> [Dataset]:

+ + +

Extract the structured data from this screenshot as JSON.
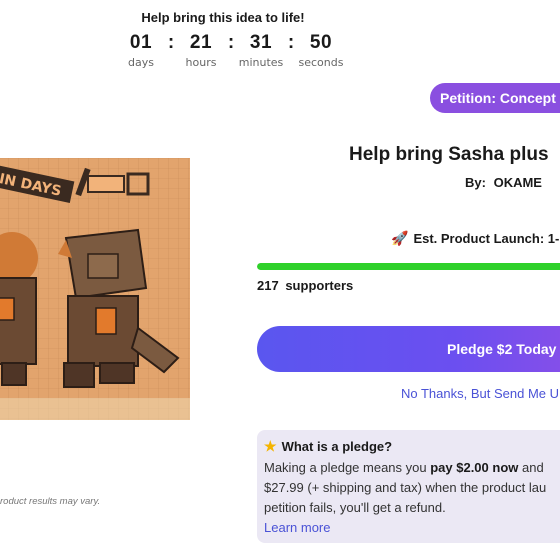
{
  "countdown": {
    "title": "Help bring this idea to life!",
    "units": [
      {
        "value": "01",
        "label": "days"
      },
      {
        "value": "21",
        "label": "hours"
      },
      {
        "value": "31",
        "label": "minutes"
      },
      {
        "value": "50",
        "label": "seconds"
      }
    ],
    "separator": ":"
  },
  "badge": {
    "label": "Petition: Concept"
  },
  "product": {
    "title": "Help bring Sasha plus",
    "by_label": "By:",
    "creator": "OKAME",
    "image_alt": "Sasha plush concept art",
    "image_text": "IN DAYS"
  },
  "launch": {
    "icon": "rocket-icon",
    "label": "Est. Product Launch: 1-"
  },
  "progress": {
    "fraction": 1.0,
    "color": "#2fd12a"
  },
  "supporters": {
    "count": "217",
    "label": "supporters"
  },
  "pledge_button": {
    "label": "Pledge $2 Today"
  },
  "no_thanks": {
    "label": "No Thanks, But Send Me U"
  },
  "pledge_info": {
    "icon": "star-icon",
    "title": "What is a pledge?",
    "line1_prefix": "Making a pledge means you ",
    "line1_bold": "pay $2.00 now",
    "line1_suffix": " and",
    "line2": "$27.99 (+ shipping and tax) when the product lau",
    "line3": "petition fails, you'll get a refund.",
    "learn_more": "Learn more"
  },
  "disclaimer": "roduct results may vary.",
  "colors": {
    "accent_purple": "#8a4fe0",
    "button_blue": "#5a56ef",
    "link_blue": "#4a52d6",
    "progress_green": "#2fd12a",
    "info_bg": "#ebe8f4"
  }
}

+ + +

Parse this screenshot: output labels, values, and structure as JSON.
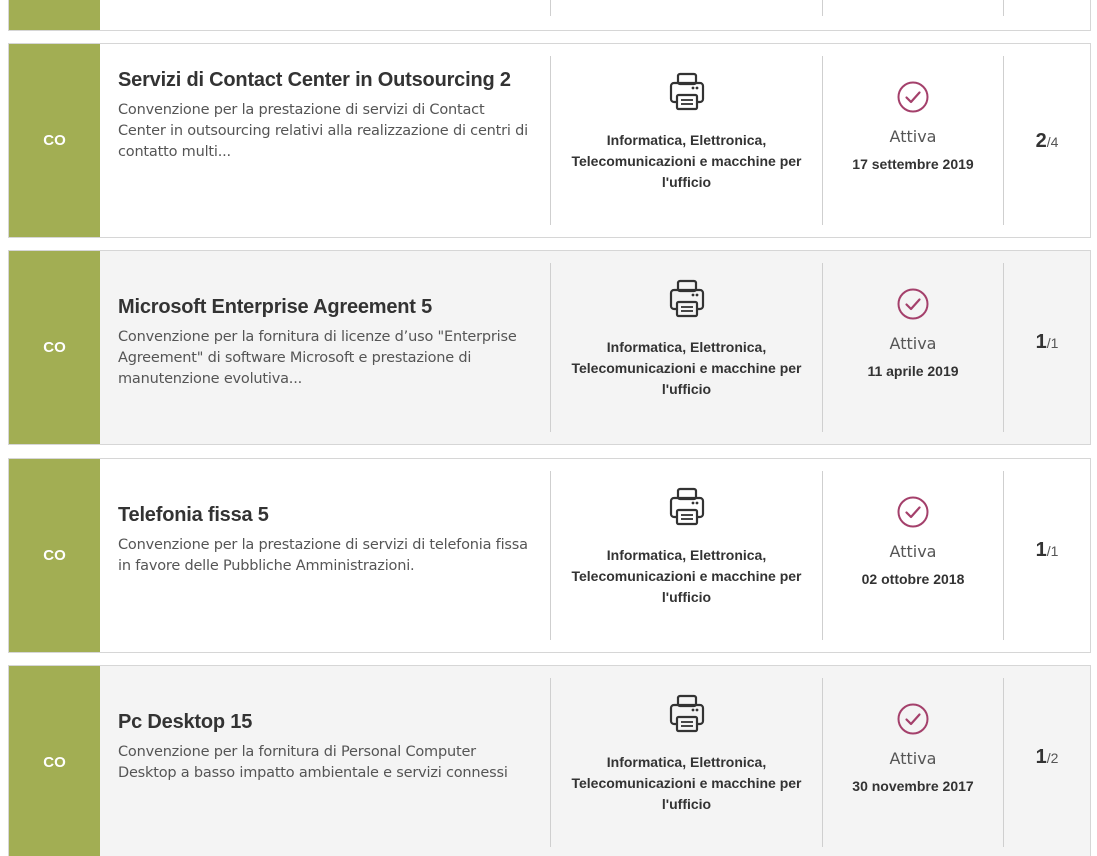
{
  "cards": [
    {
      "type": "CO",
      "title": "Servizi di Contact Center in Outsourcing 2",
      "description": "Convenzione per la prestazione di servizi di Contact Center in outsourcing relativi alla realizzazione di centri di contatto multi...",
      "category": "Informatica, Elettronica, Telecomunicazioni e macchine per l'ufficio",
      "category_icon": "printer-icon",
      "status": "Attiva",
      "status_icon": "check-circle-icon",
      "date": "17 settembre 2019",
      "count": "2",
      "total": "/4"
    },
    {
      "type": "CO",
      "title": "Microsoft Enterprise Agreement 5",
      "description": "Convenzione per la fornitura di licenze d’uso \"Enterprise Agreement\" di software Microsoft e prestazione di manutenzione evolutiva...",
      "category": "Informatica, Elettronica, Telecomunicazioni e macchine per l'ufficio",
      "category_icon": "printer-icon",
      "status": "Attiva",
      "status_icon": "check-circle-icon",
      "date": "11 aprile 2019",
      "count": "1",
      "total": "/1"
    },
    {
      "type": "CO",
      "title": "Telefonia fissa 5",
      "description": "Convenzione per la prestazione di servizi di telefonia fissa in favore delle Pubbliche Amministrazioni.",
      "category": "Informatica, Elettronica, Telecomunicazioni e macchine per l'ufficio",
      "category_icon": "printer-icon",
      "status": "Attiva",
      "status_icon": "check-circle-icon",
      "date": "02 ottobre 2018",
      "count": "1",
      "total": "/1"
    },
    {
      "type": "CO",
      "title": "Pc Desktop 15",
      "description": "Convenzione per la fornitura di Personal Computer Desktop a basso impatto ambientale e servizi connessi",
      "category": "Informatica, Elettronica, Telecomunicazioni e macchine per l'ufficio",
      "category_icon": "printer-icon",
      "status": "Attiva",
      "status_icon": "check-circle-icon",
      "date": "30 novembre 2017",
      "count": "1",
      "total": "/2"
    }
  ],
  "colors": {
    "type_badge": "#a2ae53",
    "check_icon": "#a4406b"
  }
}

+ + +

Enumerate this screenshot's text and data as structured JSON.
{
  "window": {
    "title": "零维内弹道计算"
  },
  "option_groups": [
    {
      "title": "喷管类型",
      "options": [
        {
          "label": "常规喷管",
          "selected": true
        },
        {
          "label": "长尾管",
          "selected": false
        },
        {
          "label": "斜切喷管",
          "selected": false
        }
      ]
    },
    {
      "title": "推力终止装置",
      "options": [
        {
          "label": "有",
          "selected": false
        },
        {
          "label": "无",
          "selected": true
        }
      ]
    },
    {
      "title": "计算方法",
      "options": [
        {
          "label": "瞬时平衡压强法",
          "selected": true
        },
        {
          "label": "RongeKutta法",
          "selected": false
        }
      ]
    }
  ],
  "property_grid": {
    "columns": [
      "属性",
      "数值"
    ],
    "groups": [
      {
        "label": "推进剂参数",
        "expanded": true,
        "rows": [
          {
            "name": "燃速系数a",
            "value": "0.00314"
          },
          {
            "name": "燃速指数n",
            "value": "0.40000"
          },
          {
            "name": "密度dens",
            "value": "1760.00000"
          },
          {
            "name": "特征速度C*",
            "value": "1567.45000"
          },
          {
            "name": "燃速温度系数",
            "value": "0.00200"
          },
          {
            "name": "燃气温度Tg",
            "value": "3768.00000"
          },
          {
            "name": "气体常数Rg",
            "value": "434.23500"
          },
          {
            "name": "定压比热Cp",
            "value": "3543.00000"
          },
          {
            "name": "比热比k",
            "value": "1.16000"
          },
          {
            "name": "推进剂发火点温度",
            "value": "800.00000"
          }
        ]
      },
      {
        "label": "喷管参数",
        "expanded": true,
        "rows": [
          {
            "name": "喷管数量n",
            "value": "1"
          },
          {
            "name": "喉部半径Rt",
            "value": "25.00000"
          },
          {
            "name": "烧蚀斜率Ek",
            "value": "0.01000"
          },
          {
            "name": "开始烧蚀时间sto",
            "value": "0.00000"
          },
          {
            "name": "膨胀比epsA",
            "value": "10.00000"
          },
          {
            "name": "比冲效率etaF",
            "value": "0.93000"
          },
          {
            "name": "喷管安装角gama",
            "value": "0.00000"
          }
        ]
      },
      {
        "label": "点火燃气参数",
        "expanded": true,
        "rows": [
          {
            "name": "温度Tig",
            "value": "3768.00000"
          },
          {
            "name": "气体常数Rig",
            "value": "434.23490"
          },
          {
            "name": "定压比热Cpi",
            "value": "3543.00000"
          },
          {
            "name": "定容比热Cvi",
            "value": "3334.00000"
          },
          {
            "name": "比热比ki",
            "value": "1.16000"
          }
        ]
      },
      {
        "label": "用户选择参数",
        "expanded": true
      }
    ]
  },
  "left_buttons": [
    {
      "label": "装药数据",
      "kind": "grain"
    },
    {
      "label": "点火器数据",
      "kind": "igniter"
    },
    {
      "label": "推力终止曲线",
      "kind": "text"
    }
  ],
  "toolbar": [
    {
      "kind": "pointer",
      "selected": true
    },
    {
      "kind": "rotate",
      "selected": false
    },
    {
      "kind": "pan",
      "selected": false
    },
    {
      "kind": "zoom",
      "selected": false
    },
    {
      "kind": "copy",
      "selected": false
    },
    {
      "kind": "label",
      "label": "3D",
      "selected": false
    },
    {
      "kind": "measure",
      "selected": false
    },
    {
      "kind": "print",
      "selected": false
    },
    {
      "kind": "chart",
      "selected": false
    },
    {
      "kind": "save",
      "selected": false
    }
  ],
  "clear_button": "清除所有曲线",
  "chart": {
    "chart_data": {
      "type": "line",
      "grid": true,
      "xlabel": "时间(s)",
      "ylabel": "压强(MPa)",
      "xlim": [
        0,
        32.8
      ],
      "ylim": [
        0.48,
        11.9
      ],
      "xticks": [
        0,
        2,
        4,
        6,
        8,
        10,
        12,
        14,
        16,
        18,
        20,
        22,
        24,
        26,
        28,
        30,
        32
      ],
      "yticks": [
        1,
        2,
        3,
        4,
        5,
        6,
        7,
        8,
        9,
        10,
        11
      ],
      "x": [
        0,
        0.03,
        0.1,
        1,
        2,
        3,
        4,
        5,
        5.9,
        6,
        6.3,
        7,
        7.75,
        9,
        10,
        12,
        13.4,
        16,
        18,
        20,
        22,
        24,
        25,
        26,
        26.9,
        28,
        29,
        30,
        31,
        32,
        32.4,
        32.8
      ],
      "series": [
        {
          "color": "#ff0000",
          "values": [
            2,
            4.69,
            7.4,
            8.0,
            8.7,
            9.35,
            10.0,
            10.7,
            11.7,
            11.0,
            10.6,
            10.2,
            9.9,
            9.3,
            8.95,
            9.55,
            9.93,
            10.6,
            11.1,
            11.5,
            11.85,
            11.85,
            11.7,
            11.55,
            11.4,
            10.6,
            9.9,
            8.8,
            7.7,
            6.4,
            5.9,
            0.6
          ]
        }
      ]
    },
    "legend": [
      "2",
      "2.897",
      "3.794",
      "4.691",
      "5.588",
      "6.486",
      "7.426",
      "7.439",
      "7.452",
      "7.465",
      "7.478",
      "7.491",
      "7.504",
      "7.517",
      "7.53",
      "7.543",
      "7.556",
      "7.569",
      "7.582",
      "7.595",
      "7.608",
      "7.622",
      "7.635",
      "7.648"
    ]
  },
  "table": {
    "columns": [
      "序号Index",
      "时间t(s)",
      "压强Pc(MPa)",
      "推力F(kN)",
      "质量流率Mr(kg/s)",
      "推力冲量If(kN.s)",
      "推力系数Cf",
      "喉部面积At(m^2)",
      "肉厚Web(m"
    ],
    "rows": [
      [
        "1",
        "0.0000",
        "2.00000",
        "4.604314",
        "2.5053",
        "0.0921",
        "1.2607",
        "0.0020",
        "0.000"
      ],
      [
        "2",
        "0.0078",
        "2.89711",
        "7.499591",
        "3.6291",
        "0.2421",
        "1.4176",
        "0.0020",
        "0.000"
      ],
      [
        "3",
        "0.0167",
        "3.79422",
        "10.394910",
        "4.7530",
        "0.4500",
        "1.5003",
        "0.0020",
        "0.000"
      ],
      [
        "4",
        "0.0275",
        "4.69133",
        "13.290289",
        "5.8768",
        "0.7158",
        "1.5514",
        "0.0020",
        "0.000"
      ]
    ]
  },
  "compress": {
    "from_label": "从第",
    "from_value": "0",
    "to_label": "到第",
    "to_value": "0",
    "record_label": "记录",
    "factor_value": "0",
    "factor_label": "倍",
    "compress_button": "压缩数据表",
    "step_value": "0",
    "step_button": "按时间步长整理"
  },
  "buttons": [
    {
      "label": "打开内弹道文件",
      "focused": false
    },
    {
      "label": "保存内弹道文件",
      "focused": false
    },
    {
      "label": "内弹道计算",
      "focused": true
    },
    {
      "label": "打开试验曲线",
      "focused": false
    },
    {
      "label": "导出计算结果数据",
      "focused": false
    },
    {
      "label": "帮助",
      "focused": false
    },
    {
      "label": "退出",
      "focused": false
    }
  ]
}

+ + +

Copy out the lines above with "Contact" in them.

> [Result for this exercise]:
      "title": "Servizi di Contact Center in Outsourcing 2",
      "description": "Convenzione per la prestazione di servizi di Contact Center in outsourcing relativi alla realizzazione di centri di contatto multi...",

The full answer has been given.